Preparing for a big day of minor explosions tomorrow, the PostScript bunker has itself a pretty sharp red, white and blue asbestos suit and three packages of raw hot dogs that we will not cook because fire is scary and raw meat is good for the immune system. And that is all now patriotic, because PostScript’s health is now a national concern! (Hey, delicious cookies raising PostScript’s BMI, why do you HATE AMERICA?)

But we digress.

Michael Gerson’s column today raises another national concern — that the Supreme Court’s recent decision upholding Obamacare was politically motivated rather than constitutionally inspired. Gerson argued that Chief Justice John Roberts sided with the liberal wing not only in his vote but in the idea that the Supreme Court should be working for social justice rather than upholding the intent of the Founding Fathers, as expressed by them in the Founding Documents. (He also awesomely quoted “The Simpsons’ ” jokes about Earl Warren along the way.)

Commenters, however, wondered a bit at Gerson’s trashing of the memory of Warren. (Yes, it is true that Eisenhower regretted the nomination — but that doesn’t mean Ike was right.)

cbl55 remembers Warren fondly:

I remember the thousands and thousands of people who came to see Earl Warren’s body lying in state after he died. The “spectre of Earl Warren” held an honorable place in our public life and memory.

and chaos1 argues that the Supreme Court’s decisions for social justice were pretty important and necessary:

Yes, like that gosh-darned Brown v. Board of Education decision. Whatever happened to states’ rights, eh Gerson?

And they also think this is hardly the first example of politics interfering with court decisions.

joachim1 doesn’t see how we could expect anything different, given our appointment process:

Supreme Court justices should not be “sure things” to either side of the political divide, yet this is what the entire nomination and confirmation process has come to. Nominees are coached to lie about their true beliefs to get confirmed, and once on the bench, are expected to repay their sponsors with predictable rulings. Sadly, this flies in the face of the independent judiciary envisioned by our Founders, whose thinking is so often cited by politicians, and the SCOTUS itself.

outofthebox1 finds three reasons why Roberts did what he did, all of them political:

Clearly the danger here is that the Court loses credibility every time it tries to make up rules to get the result it thinks it’s supposed to get, for whatever reason, left or right.

So Roberts took the course he chose, and I think for three reasons. One is that the recent history of Court decisions in challenging cases, all with the same groups on each side of 5-4, gave the appearance that the Spoils System from the 19th century had returned, so Roberts wanted to break that pattern. In truth, this case is actually the exception that proves the rule. If it’s so shocking that Roberts would take the liberal position, isn’t that a clear indication that we all know he’s a bought and paid for conservative?
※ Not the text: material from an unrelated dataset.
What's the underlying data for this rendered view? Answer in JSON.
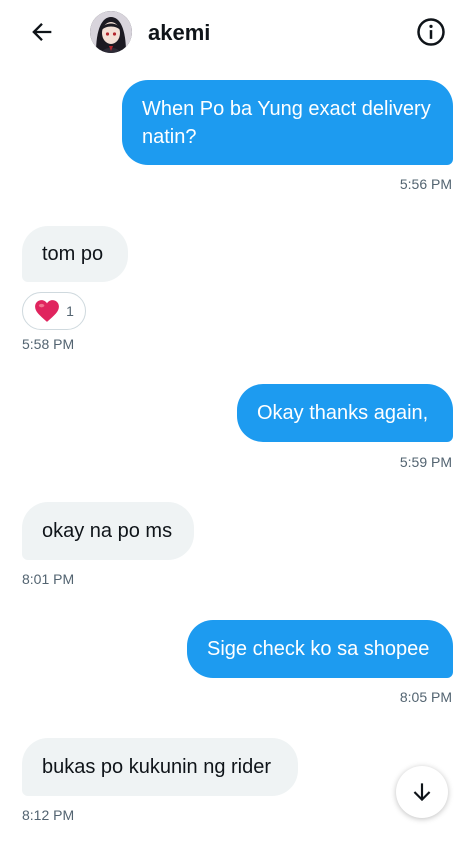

The second reason is that I think in the short term, this decision helps the GOP raise funds from its base and activates its true believers.

The third reason is that in the long term, health care reform will become very popular, and Roberts wants his legacy to reflect his fine upstanding willingness to exercise judicial restraint to have allowed it to move forward.

All these factors really make the Court look weaker and more like a political body than the respected, sober institution we’ve traditionally thought it was.

We think that was well-reasoned, but a bit cynical, so we won’t end with it.  We're going to try and be apolitical now:  Happy Fourth of July, everyone! Happy America!  If you get a chance, stand up next to yourself and defend her still today.  And eat some unwashed produce.